=== Task item ===
For every line in the records that has the word "Staff", make a copy.

=== Data shown ===
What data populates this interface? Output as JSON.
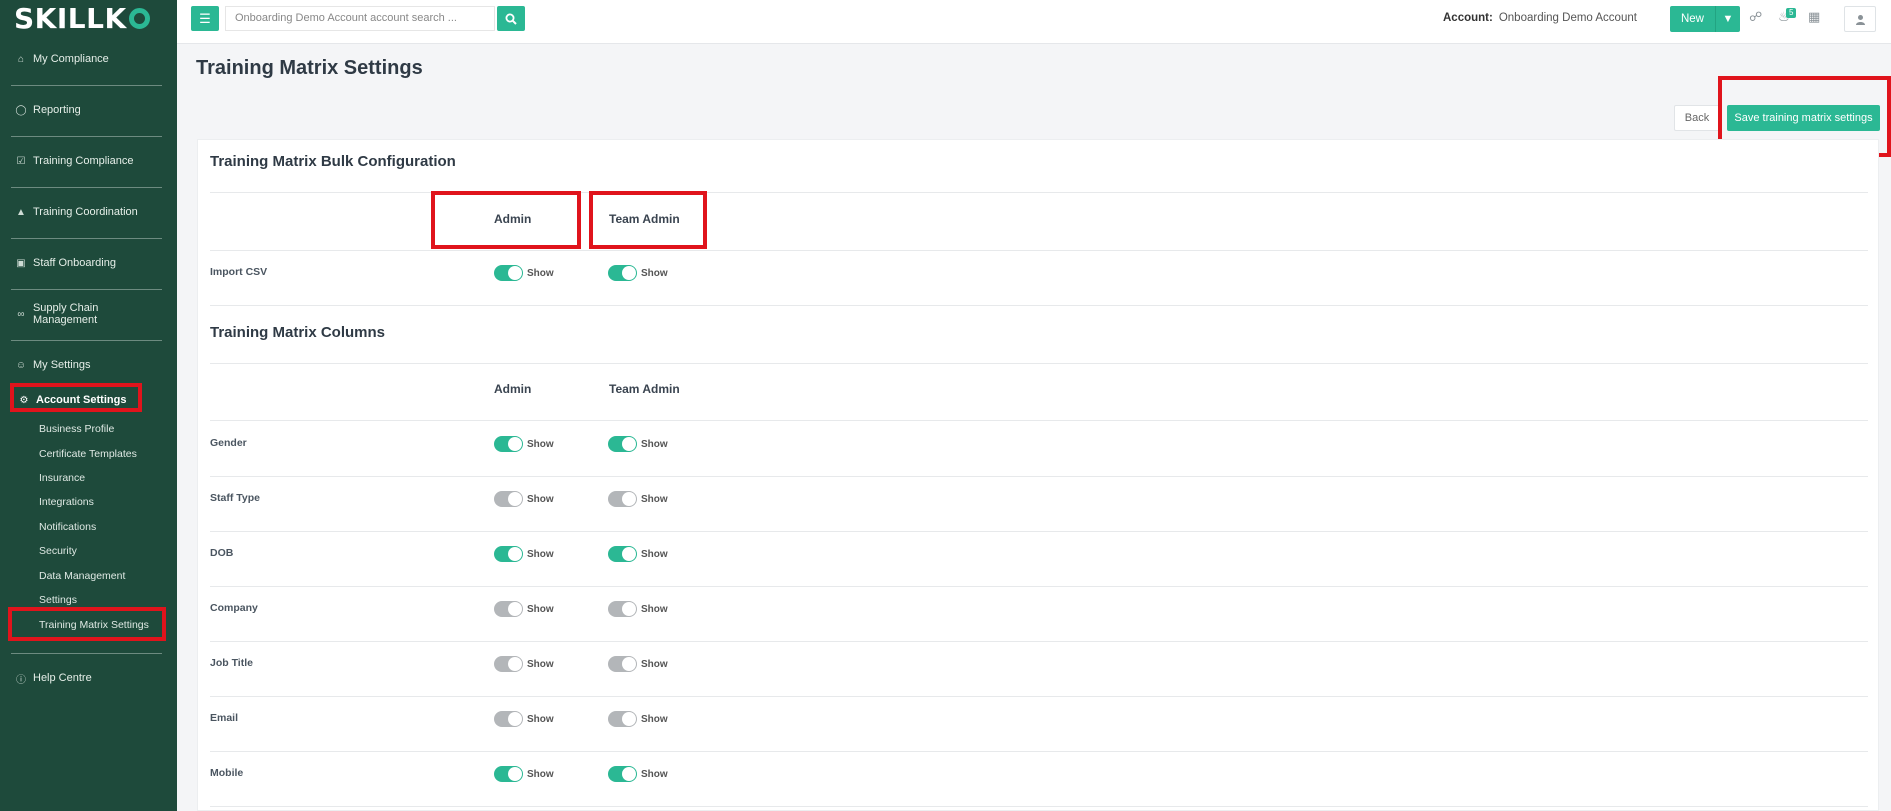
{
  "app": {
    "logo": "SKILLKO"
  },
  "sidebar": {
    "items": [
      {
        "label": "My Compliance",
        "icon": "home-icon"
      },
      {
        "label": "Reporting",
        "icon": "shield-icon"
      },
      {
        "label": "Training Compliance",
        "icon": "checkbox-icon"
      },
      {
        "label": "Training Coordination",
        "icon": "bank-icon"
      },
      {
        "label": "Staff Onboarding",
        "icon": "id-card-icon"
      },
      {
        "label": "Supply Chain Management",
        "icon": "link-icon"
      },
      {
        "label": "My Settings",
        "icon": "user-circle-icon"
      },
      {
        "label": "Account Settings",
        "icon": "gear-icon"
      }
    ],
    "sub_items": [
      "Business Profile",
      "Certificate Templates",
      "Insurance",
      "Integrations",
      "Notifications",
      "Security",
      "Data Management",
      "Settings",
      "Training Matrix Settings"
    ],
    "help": {
      "label": "Help Centre",
      "icon": "info-icon"
    }
  },
  "topbar": {
    "search_placeholder": "Onboarding Demo Account account search ...",
    "account_label": "Account:",
    "account_name": "Onboarding Demo Account",
    "new_label": "New",
    "notification_count": "5"
  },
  "page": {
    "title": "Training Matrix Settings",
    "back_label": "Back",
    "save_label": "Save training matrix settings"
  },
  "bulk": {
    "title": "Training Matrix Bulk Configuration",
    "columns": [
      "Admin",
      "Team Admin"
    ],
    "rows": [
      {
        "label": "Import CSV",
        "admin": true,
        "team_admin": true
      }
    ]
  },
  "columns_section": {
    "title": "Training Matrix Columns",
    "columns": [
      "Admin",
      "Team Admin"
    ],
    "rows": [
      {
        "label": "Gender",
        "admin": true,
        "team_admin": true
      },
      {
        "label": "Staff Type",
        "admin": false,
        "team_admin": false
      },
      {
        "label": "DOB",
        "admin": true,
        "team_admin": true
      },
      {
        "label": "Company",
        "admin": false,
        "team_admin": false
      },
      {
        "label": "Job Title",
        "admin": false,
        "team_admin": false
      },
      {
        "label": "Email",
        "admin": false,
        "team_admin": false
      },
      {
        "label": "Mobile",
        "admin": true,
        "team_admin": true
      }
    ]
  },
  "toggle_label": "Show",
  "colors": {
    "accent": "#2bb894",
    "sidebar": "#1e4a3b",
    "highlight": "#e0141c",
    "toggle_off": "#b3b6b9"
  }
}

=== Result of this task ===
        "label": "Staff Onboarding",
        "label": "Staff Type",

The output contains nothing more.